Every trip to the grocery store more and more items are packaged in plastic, which are then placed in a plastic shopping cart, possibly paid for with a plastic credit card and carried out in plastic bags. In short almost everything we use consists of or was built by a plastic based product. So what’s the issue? Plastics represent one of the biggest pollutants in the world because they take an immense amount of time to break down. Today most plastic is made from polyurethane.
The main negative effect that plastic has on our environment is how hazardous it is. Polyurethane plastic does not biodegrade, it photo-degrades with solar radiation and oxidation from sunlight. It breaks down into smaller and smaller pieces, but they never really disappear. An example of this would be a plastic cigarette lighter cast out to sea will fragment into smaller and smaller pieces of plastic without breaking into simpler compounds, which scientists estimate could take hundreds of thousands years. These plastic pieces are often eaten by marine life such as sea turtles looking for jellyfish, or birds, which can become strangled and trapped. This plastic also has been found washed up on beaches, or broken down into microscopic plastic dust that then attract more debris. National Geographic says that scientists are currently collecting as much as 1.9 million bits of micro-plastic per square mile. What scientists are most concerned about is the fact that the plastic is blocking the sun below the surface of the water, leading to a decrease in plankton and algae, the most common marine food source. Scientists worry that should the decrease in food sources could eventually affect the entire marine ecosystem. These fears were echoed in 2004, when English scientists reported microscopic plastic fragments had worked their way down and are polluting deep ocean sediments. These foreign sediments are now known to be in the plankton. (Richard Thompson, Science magazine)
The United Nations Environment Program estimated in 2006 currently plastic pieces make up about 40% of its surface. There are places where public landfills and sewage treatment plants do not exist and as a result, all of the trash and sewage goes straight into the ocean.

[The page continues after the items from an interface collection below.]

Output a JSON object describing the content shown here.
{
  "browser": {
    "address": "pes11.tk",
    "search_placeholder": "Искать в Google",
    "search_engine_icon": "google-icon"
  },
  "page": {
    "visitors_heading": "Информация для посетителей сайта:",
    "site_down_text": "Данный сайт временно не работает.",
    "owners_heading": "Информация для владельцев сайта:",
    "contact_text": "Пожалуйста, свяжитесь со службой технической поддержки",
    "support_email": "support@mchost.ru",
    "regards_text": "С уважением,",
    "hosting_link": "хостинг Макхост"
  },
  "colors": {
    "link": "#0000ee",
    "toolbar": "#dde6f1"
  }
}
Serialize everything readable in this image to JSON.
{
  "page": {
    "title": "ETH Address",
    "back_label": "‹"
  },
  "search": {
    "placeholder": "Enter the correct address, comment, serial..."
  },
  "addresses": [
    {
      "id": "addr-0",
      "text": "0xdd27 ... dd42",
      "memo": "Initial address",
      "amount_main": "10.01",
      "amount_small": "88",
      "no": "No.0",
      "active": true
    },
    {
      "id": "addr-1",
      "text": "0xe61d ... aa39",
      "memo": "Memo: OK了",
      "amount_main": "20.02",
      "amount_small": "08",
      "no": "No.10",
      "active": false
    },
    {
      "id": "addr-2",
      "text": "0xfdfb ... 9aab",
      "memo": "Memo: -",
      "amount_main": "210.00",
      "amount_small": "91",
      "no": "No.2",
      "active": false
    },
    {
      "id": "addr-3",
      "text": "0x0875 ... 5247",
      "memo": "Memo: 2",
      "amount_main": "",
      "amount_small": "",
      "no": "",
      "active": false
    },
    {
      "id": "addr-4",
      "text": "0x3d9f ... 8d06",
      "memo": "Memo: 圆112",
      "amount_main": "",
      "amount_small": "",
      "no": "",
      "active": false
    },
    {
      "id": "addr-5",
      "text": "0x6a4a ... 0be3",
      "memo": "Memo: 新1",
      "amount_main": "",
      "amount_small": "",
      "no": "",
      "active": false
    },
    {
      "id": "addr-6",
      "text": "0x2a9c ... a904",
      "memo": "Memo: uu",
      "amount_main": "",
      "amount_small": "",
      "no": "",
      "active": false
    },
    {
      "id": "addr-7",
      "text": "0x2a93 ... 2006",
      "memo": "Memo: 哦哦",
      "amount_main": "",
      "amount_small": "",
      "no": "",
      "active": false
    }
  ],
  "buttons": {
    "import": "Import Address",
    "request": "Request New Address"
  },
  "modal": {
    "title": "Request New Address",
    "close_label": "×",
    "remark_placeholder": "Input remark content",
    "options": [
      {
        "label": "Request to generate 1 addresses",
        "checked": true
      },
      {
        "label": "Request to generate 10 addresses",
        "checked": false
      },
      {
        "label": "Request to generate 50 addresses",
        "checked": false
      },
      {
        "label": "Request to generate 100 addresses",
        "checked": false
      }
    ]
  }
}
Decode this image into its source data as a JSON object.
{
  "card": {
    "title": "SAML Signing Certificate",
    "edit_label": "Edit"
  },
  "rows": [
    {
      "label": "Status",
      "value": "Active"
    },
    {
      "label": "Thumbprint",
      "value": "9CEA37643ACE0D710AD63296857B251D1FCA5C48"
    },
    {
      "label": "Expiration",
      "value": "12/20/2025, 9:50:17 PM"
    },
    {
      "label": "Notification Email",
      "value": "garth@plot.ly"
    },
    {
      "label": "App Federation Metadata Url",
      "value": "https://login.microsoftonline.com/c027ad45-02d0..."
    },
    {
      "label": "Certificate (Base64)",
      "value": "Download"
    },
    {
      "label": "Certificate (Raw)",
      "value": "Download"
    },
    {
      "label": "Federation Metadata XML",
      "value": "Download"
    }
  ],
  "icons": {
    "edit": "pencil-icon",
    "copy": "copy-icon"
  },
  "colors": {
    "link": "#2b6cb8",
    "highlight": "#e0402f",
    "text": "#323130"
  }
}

When our trash makes its way to our oceans, it tends to travel until it all accumulates in select areas of the globe. Today, we know of two large areas of accumulated debris in the Pacific Ocean. These areas have been named the North and Eastern Pacific Garbage Patches. These areas area created because of what’s called the North Pacific Subtropical Gyre. A gyre is defined as a slow moving vortex of currents, created by a high-pressure system of air currents. These currents bring the trash together and prevent it from leaving these trash “islands”. This accumulated trash has become so massive that currently the Easter Garbage Patch is nearly twice the size of Texas and located just east of Japan all the way to just west of Hawaii. How large these vortexes will become is unknown, as they